The South Caucasus republics are products of their past history. Nationalism developed in these countries in the late nineteenth and/or early twentieth century and their short-lived experiences of independence following the First World War, while they were politically and economically unstable, left an indelible mark. During the last years of the Soviet Union, after the Baltic republics, the South Caucasus manifested the greatest amount of nationalist zeal. The newly independent states were determined to diversify their international relations as much as possible and to seek support for their territorial integrity both actual and perceived, as in the case of Armenia regarding Nagorno-Karabakh. They also need to develop their economies, which have been tied to the Soviet Union’s command structure for almost three-quarters of a century. At the moment, Azerbaijan with its energy resources has a greater degree of economic independence, but with the continued state of conflict over Nagorno-Karabakh, it is weakened politically. Georgia is far better off economically than it was in 1991, but the continued Russian presence in Abkhazia and South Ossetia, limits its political manoeuvrability. Armenia is still tied greatly economically to Russia, but its political rapprochement with Turkey, if successful, can only bring much economic benefit. Overall, all three South Caucasus states need to co-operate fully with each other and continue to work out a proper balance in their respective relations with immediate and nearby neighbours outside the region.
Michael B. Bishku is Professor of History at Augusta State University in Georgia, USA AND He served as President of the American Council for the Study of Islamic Societies (2004-2005) and Association of Third World Studies (1994-1995) and was Visiting Professor at Bosphorus University in Istanbul, Turkey in 2004. He is currently working on a book to be entitled: Crossroads of the Caucasus: A Modern History of Armenia, Azerbaijan and GeorgiaMail

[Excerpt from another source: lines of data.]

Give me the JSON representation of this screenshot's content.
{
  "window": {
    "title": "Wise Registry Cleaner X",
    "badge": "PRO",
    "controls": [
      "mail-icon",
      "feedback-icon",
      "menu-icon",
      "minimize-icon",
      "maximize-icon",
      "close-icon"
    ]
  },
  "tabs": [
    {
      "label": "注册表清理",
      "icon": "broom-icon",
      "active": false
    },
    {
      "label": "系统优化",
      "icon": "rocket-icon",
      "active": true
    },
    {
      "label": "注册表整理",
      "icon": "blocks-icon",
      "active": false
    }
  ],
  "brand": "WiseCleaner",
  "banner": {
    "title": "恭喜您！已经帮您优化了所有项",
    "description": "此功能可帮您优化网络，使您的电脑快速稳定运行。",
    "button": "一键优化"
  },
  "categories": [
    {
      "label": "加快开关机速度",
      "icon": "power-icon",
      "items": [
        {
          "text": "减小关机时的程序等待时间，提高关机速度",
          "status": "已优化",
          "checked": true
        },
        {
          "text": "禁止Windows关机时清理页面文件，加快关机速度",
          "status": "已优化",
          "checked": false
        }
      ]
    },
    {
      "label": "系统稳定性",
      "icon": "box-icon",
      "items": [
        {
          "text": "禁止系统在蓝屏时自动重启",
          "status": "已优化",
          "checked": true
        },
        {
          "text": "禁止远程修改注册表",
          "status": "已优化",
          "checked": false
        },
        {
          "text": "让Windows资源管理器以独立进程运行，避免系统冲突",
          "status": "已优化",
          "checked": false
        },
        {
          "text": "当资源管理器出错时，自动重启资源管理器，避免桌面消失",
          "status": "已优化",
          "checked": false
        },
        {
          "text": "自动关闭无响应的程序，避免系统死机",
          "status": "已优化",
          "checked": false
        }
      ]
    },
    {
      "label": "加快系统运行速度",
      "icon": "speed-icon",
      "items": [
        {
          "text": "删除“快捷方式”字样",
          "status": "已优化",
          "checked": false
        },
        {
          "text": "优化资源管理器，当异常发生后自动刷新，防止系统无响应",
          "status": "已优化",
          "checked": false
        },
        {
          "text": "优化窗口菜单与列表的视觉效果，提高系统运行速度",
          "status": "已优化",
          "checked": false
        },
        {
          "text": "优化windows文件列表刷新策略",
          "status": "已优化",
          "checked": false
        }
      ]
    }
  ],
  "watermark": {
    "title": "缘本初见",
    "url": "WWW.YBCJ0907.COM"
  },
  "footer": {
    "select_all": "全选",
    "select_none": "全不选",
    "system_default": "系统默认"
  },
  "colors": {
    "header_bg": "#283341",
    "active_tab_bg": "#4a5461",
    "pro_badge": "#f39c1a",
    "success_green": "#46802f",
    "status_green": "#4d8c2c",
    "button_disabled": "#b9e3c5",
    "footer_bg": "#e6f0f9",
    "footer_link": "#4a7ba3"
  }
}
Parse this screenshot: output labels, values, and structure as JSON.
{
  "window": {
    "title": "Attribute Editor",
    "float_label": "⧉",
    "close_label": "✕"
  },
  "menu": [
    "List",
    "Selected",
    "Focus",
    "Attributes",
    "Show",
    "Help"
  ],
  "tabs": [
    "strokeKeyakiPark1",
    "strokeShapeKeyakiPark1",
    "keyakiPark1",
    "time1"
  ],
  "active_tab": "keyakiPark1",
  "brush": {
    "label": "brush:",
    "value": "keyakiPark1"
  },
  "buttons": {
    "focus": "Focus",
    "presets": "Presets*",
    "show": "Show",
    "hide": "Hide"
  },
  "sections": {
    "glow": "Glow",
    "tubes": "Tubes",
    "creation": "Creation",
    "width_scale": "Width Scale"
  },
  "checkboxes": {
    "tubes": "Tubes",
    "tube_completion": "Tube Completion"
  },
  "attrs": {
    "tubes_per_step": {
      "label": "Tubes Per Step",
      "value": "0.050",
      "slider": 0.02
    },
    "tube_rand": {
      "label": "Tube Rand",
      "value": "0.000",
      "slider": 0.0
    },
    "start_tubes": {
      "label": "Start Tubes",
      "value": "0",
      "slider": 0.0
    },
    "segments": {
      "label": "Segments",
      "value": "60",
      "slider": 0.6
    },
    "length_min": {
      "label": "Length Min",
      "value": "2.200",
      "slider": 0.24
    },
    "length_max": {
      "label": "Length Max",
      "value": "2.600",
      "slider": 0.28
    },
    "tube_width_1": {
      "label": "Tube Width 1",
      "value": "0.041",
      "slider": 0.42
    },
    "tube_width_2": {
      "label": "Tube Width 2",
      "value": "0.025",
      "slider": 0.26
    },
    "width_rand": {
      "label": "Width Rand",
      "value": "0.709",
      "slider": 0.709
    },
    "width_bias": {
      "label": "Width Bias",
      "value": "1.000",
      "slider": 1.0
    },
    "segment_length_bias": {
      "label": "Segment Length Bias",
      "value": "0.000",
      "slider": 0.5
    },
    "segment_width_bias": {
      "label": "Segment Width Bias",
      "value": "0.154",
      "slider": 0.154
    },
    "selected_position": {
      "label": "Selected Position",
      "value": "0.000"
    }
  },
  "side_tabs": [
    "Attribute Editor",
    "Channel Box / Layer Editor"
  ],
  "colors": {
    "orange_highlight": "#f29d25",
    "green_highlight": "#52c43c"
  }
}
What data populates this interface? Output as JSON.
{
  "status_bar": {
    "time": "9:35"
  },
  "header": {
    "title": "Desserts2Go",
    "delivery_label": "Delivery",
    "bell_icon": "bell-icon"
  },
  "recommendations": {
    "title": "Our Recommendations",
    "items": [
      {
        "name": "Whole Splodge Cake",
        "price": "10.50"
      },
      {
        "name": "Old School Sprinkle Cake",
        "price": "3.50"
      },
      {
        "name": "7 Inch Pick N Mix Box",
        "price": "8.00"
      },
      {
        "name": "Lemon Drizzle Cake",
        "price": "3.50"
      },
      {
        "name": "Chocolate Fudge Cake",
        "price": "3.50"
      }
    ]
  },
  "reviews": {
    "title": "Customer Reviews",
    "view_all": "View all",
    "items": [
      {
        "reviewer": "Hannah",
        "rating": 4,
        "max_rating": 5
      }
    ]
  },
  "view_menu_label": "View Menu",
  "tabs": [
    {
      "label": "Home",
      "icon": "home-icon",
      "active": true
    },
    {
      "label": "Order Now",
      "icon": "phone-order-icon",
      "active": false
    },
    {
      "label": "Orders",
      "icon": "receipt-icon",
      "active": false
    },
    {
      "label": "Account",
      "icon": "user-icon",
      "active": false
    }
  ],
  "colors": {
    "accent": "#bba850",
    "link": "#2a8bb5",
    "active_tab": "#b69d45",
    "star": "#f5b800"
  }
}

The views expressed here are those of the author and do not necessarily reflect the views/positions of the MEI@ND.